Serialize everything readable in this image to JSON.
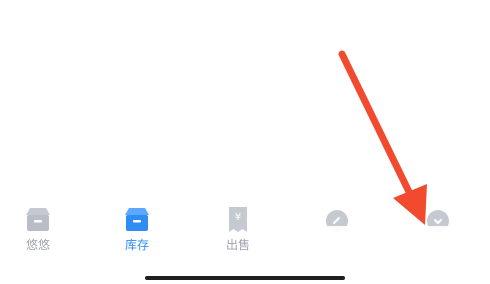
{
  "tabbar": {
    "items": [
      {
        "label": "悠悠",
        "icon": "box-icon",
        "active": false
      },
      {
        "label": "库存",
        "icon": "inventory-box-icon",
        "active": true
      },
      {
        "label": "出售",
        "icon": "sell-receipt-icon",
        "active": false
      },
      {
        "label": "",
        "icon": "message-bubble-icon",
        "active": false
      },
      {
        "label": "",
        "icon": "profile-icon",
        "active": false
      }
    ]
  },
  "colors": {
    "active": "#2f8cf3",
    "inactive": "#9ea3ab",
    "annotation_arrow": "#f24a2e"
  }
}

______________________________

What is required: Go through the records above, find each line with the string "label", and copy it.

Solution to this exercise:
        "label": "悠悠",
        "label": "库存",
        "label": "出售",
        "label": "",
        "label": "",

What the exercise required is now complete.